Why? Why? I'm giving him nutrition, the best food I can provide. I'm sharing special, wonderful moments with him, moments that do not in any way affect my life adversely. I don't lose any time, don't lose any sleep. I don't have to eat a special diet, or restrict anything, not anymore. No one has to even see other than him and myself. And while people love to tell you how awful extended nursing is for children, I've seen so many studies (in fact, every study pertaining to extended breast feeding) that show the exact opposite. On top of that I've had numerous women lean in and quietly tell me the weaning age of their own children. 2, 3, 4, sometimes longer. All of them healthy and well adjusted and normal. So why? Why the condemnation?

And even more so... why do I listen to it?

*You're enjoying nursing. Your weaning deadline is fast approaching. Your support is running low and you're worried about harming your prospects for a child by birth down the road if you don't stop taking your medication. But he's enjoying it and you're enjoying it and in so many ways it's all good. You feel a decision needs to be made soon and you're not entirely sure which way you'll go, or which way he'll go. You know there are whole days when he forgets to nurse and you have to urge him to because of the discomfort. You know there are whole days where he wants to nurse constantly and it hurts when there's no milk. You know weaning is coming anyway, naturally. Perhaps, maybe, you should just add a little more time and see what happens....

1 comment:

CandCFamily said...

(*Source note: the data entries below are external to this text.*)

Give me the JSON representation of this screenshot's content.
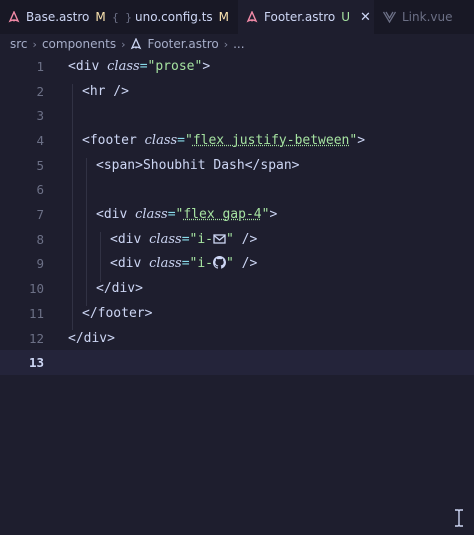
{
  "tabs": [
    {
      "label": "Base.astro",
      "badge": "M",
      "icon": "astro-icon"
    },
    {
      "label": "uno.config.ts",
      "badge": "M",
      "icon": "braces-icon"
    },
    {
      "label": "Footer.astro",
      "badge": "U",
      "icon": "astro-icon",
      "active": true,
      "close": "✕"
    },
    {
      "label": "Link.vue",
      "icon": "vue-icon"
    }
  ],
  "breadcrumb": {
    "items": [
      "src",
      "components",
      "Footer.astro",
      "..."
    ],
    "sep": "›"
  },
  "editor": {
    "line_numbers": [
      "1",
      "2",
      "3",
      "4",
      "5",
      "6",
      "7",
      "8",
      "9",
      "10",
      "11",
      "12",
      "13"
    ],
    "current_line": "13",
    "lines": {
      "l1": {
        "open": "<div ",
        "attr": "class",
        "eq": "=",
        "val": "\"prose\"",
        "close": ">"
      },
      "l2": {
        "text": "<hr />"
      },
      "l4": {
        "open": "<footer ",
        "attr": "class",
        "eq": "=",
        "val_q1": "\"",
        "val": "flex justify-between",
        "val_q2": "\"",
        "close": ">"
      },
      "l5": {
        "open": "<span>",
        "text": "Shoubhit Dash",
        "close": "</span>"
      },
      "l7": {
        "open": "<div ",
        "attr": "class",
        "eq": "=",
        "val_q1": "\"",
        "val": "flex gap-4",
        "val_q2": "\"",
        "close": ">"
      },
      "l8": {
        "open": "<div ",
        "attr": "class",
        "eq": "=",
        "val_a": "\"i-",
        "val_b": "\"",
        "close": " />",
        "icon": "mail-icon"
      },
      "l9": {
        "open": "<div ",
        "attr": "class",
        "eq": "=",
        "val_a": "\"i-",
        "val_b": "\"",
        "close": " />",
        "icon": "github-icon"
      },
      "l10": {
        "text": "</div>"
      },
      "l11": {
        "text": "</footer>"
      },
      "l12": {
        "text": "</div>"
      }
    }
  },
  "colors": {
    "background": "#1e1e2e",
    "tabbar": "#181825",
    "string": "#a6e3a1",
    "modified_badge": "#f9e2af",
    "untracked_badge": "#a6e3a1"
  }
}
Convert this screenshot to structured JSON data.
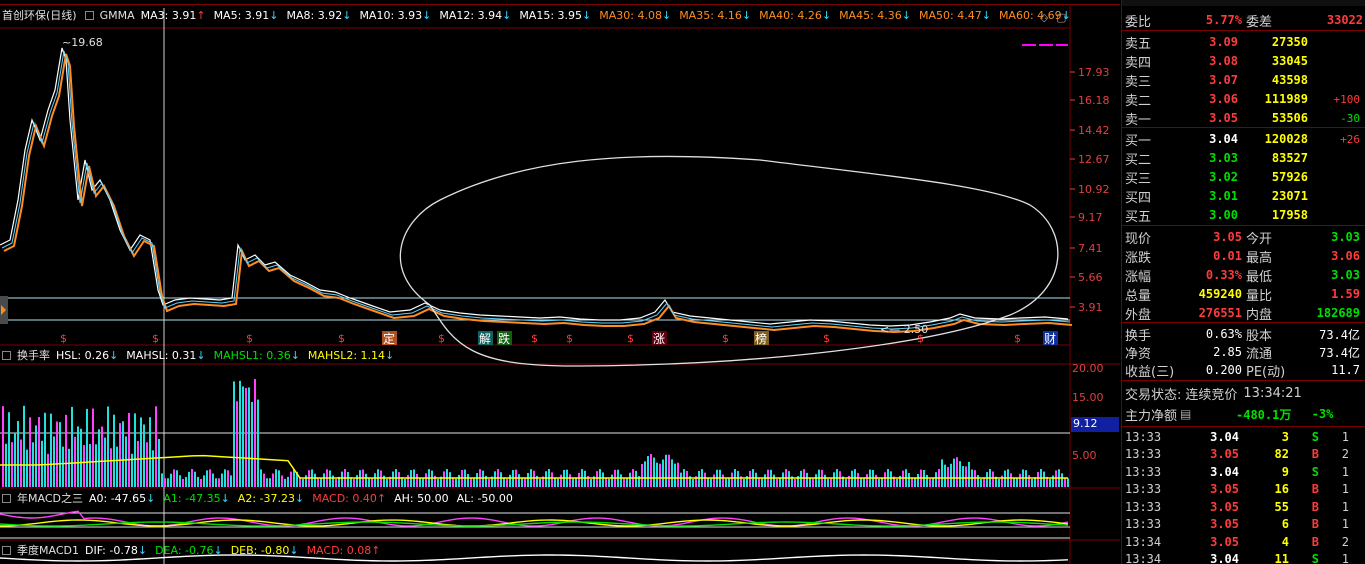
{
  "main_indicator": {
    "stock_name": "首创环保(日线)",
    "indicator": "GMMA",
    "items": [
      {
        "label": "MA3: 3.91",
        "dir": "up",
        "color": "#ffffff"
      },
      {
        "label": "MA5: 3.91",
        "dir": "dn",
        "color": "#ffffff"
      },
      {
        "label": "MA8: 3.92",
        "dir": "dn",
        "color": "#ffffff"
      },
      {
        "label": "MA10: 3.93",
        "dir": "dn",
        "color": "#ffffff"
      },
      {
        "label": "MA12: 3.94",
        "dir": "dn",
        "color": "#ffffff"
      },
      {
        "label": "MA15: 3.95",
        "dir": "dn",
        "color": "#ffffff"
      },
      {
        "label": "MA30: 4.08",
        "dir": "dn",
        "color": "#ff8c20"
      },
      {
        "label": "MA35: 4.16",
        "dir": "dn",
        "color": "#ff8c20"
      },
      {
        "label": "MA40: 4.26",
        "dir": "dn",
        "color": "#ff8c20"
      },
      {
        "label": "MA45: 4.36",
        "dir": "dn",
        "color": "#ff8c20"
      },
      {
        "label": "MA50: 4.47",
        "dir": "dn",
        "color": "#ff8c20"
      },
      {
        "label": "MA60: 4.69",
        "dir": "dn",
        "color": "#ff8c20"
      }
    ],
    "high_label": "19.68",
    "low_label": "2.50"
  },
  "price_axis": [
    "17.93",
    "16.18",
    "14.42",
    "12.67",
    "10.92",
    "9.17",
    "7.41",
    "5.66",
    "3.91"
  ],
  "event_markers": [
    "定",
    "解",
    "跌",
    "涨",
    "榜",
    "财"
  ],
  "turnover_indicator": {
    "name": "换手率",
    "items": [
      {
        "label": "HSL: 0.26",
        "dir": "dn",
        "color": "#ffffff"
      },
      {
        "label": "MAHSL: 0.31",
        "dir": "dn",
        "color": "#ffffff"
      },
      {
        "label": "MAHSL1: 0.36",
        "dir": "dn",
        "color": "#00e000"
      },
      {
        "label": "MAHSL2: 1.14",
        "dir": "dn",
        "color": "#ffff00"
      }
    ],
    "axis": [
      "20.00",
      "15.00",
      "5.00"
    ],
    "marker": "9.12"
  },
  "annual_macd": {
    "name": "年MACD之三",
    "items": [
      {
        "label": "A0: -47.65",
        "dir": "dn",
        "color": "#ffffff"
      },
      {
        "label": "A1: -47.35",
        "dir": "dn",
        "color": "#00e000"
      },
      {
        "label": "A2: -37.23",
        "dir": "dn",
        "color": "#ffff00"
      },
      {
        "label": "MACD: 0.40",
        "dir": "up",
        "color": "#ff3b3b"
      },
      {
        "label": "AH: 50.00",
        "dir": "",
        "color": "#ffffff"
      },
      {
        "label": "AL: -50.00",
        "dir": "",
        "color": "#ffffff"
      }
    ]
  },
  "quarter_macd": {
    "name": "季度MACD1",
    "items": [
      {
        "label": "DIF: -0.78",
        "dir": "dn",
        "color": "#ffffff"
      },
      {
        "label": "DEA: -0.76",
        "dir": "dn",
        "color": "#00e000"
      },
      {
        "label": "DEB: -0.80",
        "dir": "dn",
        "color": "#ffff00"
      },
      {
        "label": "MACD: 0.08",
        "dir": "up",
        "color": "#ff3b3b"
      }
    ]
  },
  "order_book": {
    "header_left": "委比",
    "header_left_value": "5.77%",
    "header_right": "委差",
    "header_right_value": "33022",
    "asks": [
      {
        "label": "卖五",
        "price": "3.09",
        "volume": "27350",
        "change": ""
      },
      {
        "label": "卖四",
        "price": "3.08",
        "volume": "33045",
        "change": ""
      },
      {
        "label": "卖三",
        "price": "3.07",
        "volume": "43598",
        "change": ""
      },
      {
        "label": "卖二",
        "price": "3.06",
        "volume": "111989",
        "change": "+100"
      },
      {
        "label": "卖一",
        "price": "3.05",
        "volume": "53506",
        "change": "-30"
      }
    ],
    "bids": [
      {
        "label": "买一",
        "price": "3.04",
        "volume": "120028",
        "change": "+26"
      },
      {
        "label": "买二",
        "price": "3.03",
        "volume": "83527",
        "change": ""
      },
      {
        "label": "买三",
        "price": "3.02",
        "volume": "57926",
        "change": ""
      },
      {
        "label": "买四",
        "price": "3.01",
        "volume": "23071",
        "change": ""
      },
      {
        "label": "买五",
        "price": "3.00",
        "volume": "17958",
        "change": ""
      }
    ]
  },
  "quote": [
    {
      "l1": "现价",
      "v1": "3.05",
      "c1": "red",
      "l2": "今开",
      "v2": "3.03",
      "c2": "green"
    },
    {
      "l1": "涨跌",
      "v1": "0.01",
      "c1": "red",
      "l2": "最高",
      "v2": "3.06",
      "c2": "red"
    },
    {
      "l1": "涨幅",
      "v1": "0.33%",
      "c1": "red",
      "l2": "最低",
      "v2": "3.03",
      "c2": "green"
    },
    {
      "l1": "总量",
      "v1": "459240",
      "c1": "yellow",
      "l2": "量比",
      "v2": "1.59",
      "c2": "red"
    },
    {
      "l1": "外盘",
      "v1": "276551",
      "c1": "red",
      "l2": "内盘",
      "v2": "182689",
      "c2": "green"
    }
  ],
  "fundamentals": [
    {
      "l1": "换手",
      "v1": "0.63%",
      "l2": "股本",
      "v2": "73.4亿"
    },
    {
      "l1": "净资",
      "v1": "2.85",
      "l2": "流通",
      "v2": "73.4亿"
    },
    {
      "l1": "收益(三)",
      "v1": "0.200",
      "l2": "PE(动)",
      "v2": "11.7"
    }
  ],
  "status": {
    "label": "交易状态:",
    "value": "连续竞价",
    "time": "13:34:21"
  },
  "main_force": {
    "label": "主力净额",
    "value": "-480.1万",
    "pct": "-3%"
  },
  "trades": [
    {
      "time": "13:33",
      "price": "3.04",
      "pc": "white",
      "vol": "3",
      "side": "S",
      "count": "1"
    },
    {
      "time": "13:33",
      "price": "3.05",
      "pc": "red",
      "vol": "82",
      "side": "B",
      "count": "2"
    },
    {
      "time": "13:33",
      "price": "3.04",
      "pc": "white",
      "vol": "9",
      "side": "S",
      "count": "1"
    },
    {
      "time": "13:33",
      "price": "3.05",
      "pc": "red",
      "vol": "16",
      "side": "B",
      "count": "1"
    },
    {
      "time": "13:33",
      "price": "3.05",
      "pc": "red",
      "vol": "55",
      "side": "B",
      "count": "1"
    },
    {
      "time": "13:33",
      "price": "3.05",
      "pc": "red",
      "vol": "6",
      "side": "B",
      "count": "1"
    },
    {
      "time": "13:34",
      "price": "3.05",
      "pc": "red",
      "vol": "4",
      "side": "B",
      "count": "2"
    },
    {
      "time": "13:34",
      "price": "3.04",
      "pc": "white",
      "vol": "11",
      "side": "S",
      "count": "1"
    }
  ],
  "colors": {
    "up": "#ff3b3b",
    "down": "#34d8ff",
    "grid": "#7a0000",
    "ma_short": "#ffffff",
    "ma_long": "#ff8c20"
  }
}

I stopped taking the medication when DS turned one and he didn't wean until 22 months. I don't see anything wrong with it, in fact it is pretty amazing, you pumped and nursed an adoptive child. Do whatever you feel is right. You are doing the one thing I wanted to do with another child. I didn't grieve my infertility as much as I grieved nursing another newborn.